We moved to High Tralorg in 1988 with the understanding that we would not realistically be able to end our days here. The steading is a half mile from the nearest road, (very narrow and dangerous) and 7 miles from the nearest town of Girvan. The weather can be far more severe than at sea level and results in us frequently being snowed in, as the track is too dangerous to attempt.
We thought we would be able to have 25 to30 years here before our health failed and we would either have to sell or hand over to our son. He was only 8 at the time and there was no telling what sort of career he would pursue. Our objective was to spend money on the house and be able to sell for a sum which would help us through our retirement.
We are not rich, my husband was a staff sergeant in the army and I had to give up my career in the civil service to look after my son who suffered with what would now be recognised as dyspraxia, requiring constant care. Hadyard Hill windfarm has changed everything and has left us with no possible and practical way of extricating ourselves from our present situation. Even if the noise issue were addressed, the overwhelming nature of the 30 plus turbines that twirl and flicker in front of us, means that no sensible person, seeking a peaceful cottage in the country with scenic views, would buy the place.
The threat of two further wind farms to the side of us and behind the house, Assel Valley and Tralorg Hill, means that we could be 320 degrees encircled, if these were to go ahead.
We had plans drawn for the house which we hoped would mitigate the effects of the noise but whilst we were clearing the house for this purpose we were notified of the additional windfarms. These would cause flicker every sunny day and summer evening and would make the house unlivable. We are therefore living in one room, with the bathrooms partially dismantled, no central heating or oven and the majority of our furniture under dustsheets in the centre of the other rooms, whilst we await the outcome of the Assel Valley and Tralorg Hill hearings.
Since the Holyrood hearing last Spring, my health has deteriorated, particularly the state of my eyes, and I am also awaiting the results of biopsies to see if my cancer has returned. The direct impact of the turbines upon one’s health may be debatable, although I believe I do suffer from a variety of complaints due to the proximity of the windfarms.
What is not debateable however is the level of stress that one suffers and this has a severe effect upon one’s immune system, thus allowing opportunistic illnesses such as cancer and shingles, and rheumatoid arthritis to occur. As I cannot tolerate the eternal twirling of the blades viewed out of every window, I live with my curtains drawn and do not go outside of the house unless it is essential. I take a variety of tablets to counteract my low levels of vitamin D, heart palpitations and labyrinthitis (general dizziness), which I feel sure are caused by, firstly lack of daylight, and secondly by the infrasound to which I am subjected on a daily basis.
The house is positioned directly in front of the blades so the sound waves are directed straight at us. With no possibility of selling the house for any reasonable commercial price, and with too little money to afford anything other than wreck of a house in some slum, what are we to do when we can no longer live up here?

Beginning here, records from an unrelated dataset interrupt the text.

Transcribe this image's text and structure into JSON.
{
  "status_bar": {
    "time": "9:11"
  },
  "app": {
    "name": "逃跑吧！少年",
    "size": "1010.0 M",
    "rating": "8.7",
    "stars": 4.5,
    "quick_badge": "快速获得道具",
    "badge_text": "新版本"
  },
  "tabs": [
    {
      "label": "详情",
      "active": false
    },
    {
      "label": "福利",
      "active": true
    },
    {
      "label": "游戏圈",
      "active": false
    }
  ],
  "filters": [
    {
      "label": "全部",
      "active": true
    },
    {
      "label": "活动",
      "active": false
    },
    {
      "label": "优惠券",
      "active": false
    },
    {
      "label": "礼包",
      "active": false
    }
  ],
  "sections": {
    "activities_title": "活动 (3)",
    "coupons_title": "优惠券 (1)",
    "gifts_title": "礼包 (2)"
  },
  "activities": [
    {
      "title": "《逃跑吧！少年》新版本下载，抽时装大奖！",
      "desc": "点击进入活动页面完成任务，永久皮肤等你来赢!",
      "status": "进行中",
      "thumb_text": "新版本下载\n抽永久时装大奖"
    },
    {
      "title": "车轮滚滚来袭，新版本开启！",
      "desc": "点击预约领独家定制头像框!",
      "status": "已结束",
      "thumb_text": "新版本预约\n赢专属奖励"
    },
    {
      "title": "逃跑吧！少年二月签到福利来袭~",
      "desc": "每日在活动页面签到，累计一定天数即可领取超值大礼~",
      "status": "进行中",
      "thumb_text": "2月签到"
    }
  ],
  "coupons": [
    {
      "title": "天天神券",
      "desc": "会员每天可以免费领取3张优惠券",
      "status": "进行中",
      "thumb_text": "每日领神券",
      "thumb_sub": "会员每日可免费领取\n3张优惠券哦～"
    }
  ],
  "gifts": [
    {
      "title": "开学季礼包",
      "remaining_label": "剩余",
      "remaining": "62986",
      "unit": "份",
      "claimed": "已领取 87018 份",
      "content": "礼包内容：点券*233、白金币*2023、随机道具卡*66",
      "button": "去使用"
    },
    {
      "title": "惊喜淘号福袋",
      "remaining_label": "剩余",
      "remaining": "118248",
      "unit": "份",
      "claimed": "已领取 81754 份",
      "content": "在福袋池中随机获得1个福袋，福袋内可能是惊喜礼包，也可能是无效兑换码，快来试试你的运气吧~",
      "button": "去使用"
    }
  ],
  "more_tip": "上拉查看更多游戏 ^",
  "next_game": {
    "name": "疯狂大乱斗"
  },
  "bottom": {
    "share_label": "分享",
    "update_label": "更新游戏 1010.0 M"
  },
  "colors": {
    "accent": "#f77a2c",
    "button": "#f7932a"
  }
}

I understand that if one leaves one’s house voluntarily, then one cannot claim help from the local authority. Alternatively, if we became so ill that we had to move, I have a horrid feeling that the local authority would insist that we sold the house, however little we received, before they would help us.
I refuse to sell my home for a few pennies, especially as it would probably be sold to the very people who had engineered the situation in the first place, ie the developers.
It is like something out of the Wild West, with the baddies buying up the water holes and holding the other ranchers to ransom. Until there is some reasonable compensation for people in the same situation as ourselves, then frankly, an early and sudden death is our only hope.
(About the author: Kay and her husband John live in a 400 year old steading (shepherd’s cottage) in Scotland. They have 52 wind turbines with a height of 110m in front of the house, and two further submissions are shortly to be determined for 25 more behind and to the side.)